• **Information shown**:
****************

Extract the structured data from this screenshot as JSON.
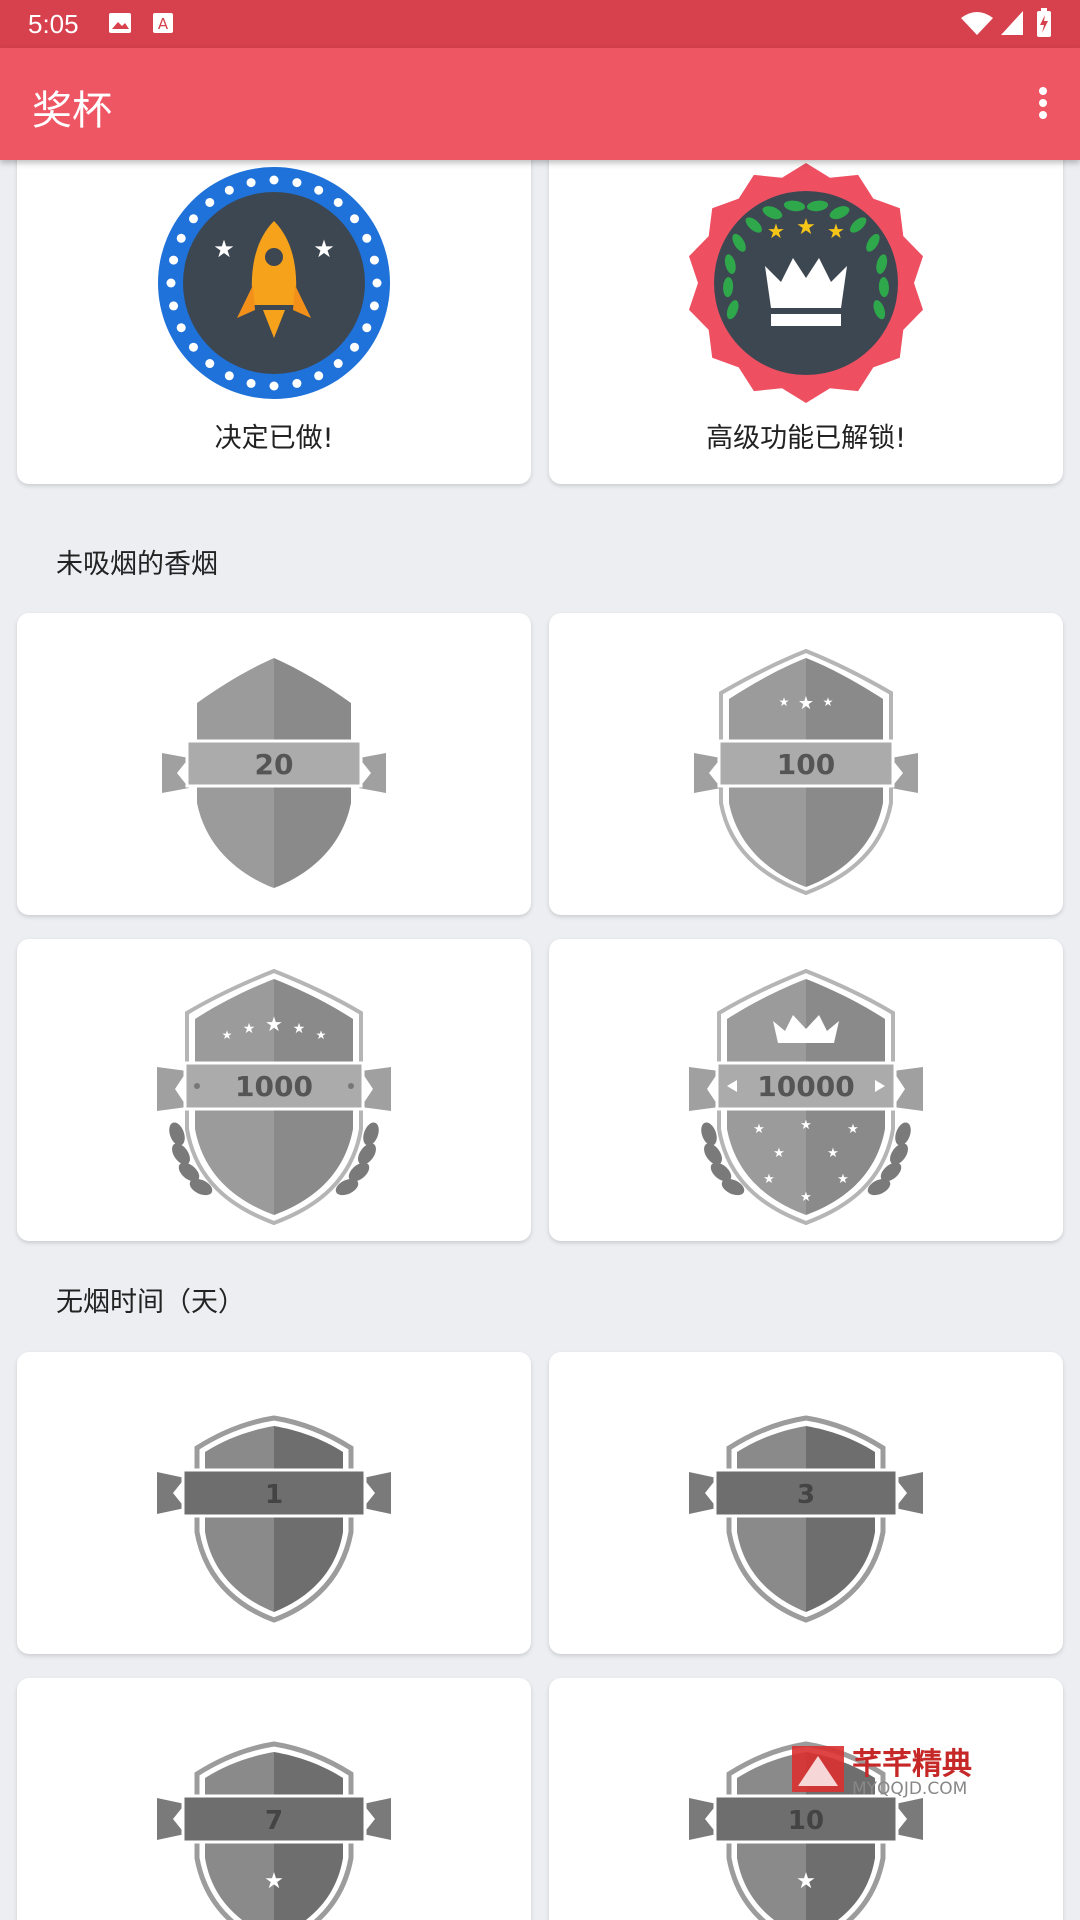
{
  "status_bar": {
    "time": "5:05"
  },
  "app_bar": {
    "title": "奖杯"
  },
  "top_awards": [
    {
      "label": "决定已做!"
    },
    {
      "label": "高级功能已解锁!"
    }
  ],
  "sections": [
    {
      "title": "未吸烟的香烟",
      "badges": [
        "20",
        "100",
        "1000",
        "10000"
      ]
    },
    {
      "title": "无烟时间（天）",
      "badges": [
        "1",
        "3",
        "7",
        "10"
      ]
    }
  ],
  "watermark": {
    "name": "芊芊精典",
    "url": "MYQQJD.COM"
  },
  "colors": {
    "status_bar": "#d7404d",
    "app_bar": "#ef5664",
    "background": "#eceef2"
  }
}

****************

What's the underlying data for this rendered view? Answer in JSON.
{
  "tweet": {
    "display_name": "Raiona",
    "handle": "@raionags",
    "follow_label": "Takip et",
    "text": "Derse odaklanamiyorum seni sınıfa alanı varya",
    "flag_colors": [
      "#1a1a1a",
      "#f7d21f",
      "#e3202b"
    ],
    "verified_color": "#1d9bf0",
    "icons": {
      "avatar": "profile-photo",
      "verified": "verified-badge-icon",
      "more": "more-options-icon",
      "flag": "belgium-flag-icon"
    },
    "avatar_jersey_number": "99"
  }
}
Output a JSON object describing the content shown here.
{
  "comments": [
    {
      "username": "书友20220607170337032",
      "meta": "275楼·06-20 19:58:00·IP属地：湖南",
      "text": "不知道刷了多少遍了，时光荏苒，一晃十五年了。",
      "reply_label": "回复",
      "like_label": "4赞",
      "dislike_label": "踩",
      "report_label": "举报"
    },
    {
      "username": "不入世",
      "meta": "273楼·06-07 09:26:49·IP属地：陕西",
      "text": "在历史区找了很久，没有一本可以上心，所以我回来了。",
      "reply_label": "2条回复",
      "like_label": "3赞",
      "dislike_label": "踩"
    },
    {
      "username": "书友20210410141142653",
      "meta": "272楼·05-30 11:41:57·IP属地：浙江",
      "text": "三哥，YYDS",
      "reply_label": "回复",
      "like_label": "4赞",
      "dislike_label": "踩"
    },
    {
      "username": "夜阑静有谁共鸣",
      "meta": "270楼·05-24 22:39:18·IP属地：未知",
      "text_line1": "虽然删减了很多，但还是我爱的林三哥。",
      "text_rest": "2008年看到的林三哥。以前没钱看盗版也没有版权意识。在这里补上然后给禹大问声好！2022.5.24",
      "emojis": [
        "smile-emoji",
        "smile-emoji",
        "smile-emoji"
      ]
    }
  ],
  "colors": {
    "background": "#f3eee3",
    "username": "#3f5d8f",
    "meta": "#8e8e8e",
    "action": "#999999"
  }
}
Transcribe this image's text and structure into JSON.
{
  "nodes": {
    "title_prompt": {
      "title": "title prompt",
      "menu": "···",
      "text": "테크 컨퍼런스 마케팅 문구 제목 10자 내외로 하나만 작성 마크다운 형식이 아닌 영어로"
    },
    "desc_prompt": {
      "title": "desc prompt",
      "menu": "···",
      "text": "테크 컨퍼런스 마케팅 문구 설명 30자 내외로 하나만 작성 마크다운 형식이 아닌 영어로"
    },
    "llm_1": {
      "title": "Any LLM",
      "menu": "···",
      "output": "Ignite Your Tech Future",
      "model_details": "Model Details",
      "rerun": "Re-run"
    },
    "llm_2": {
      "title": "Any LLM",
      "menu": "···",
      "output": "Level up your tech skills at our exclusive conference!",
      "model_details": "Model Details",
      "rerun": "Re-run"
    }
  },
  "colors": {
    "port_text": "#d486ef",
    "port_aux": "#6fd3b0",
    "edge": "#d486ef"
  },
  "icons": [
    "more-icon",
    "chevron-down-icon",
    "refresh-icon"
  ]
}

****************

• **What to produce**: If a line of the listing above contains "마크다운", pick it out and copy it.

• **Reply to the task**:
      "text": "테크 컨퍼런스 마케팅 문구 제목 10자 내외로 하나만 작성 마크다운 형식이 아닌 영어로"
      "text": "테크 컨퍼런스 마케팅 문구 설명 30자 내외로 하나만 작성 마크다운 형식이 아닌 영어로"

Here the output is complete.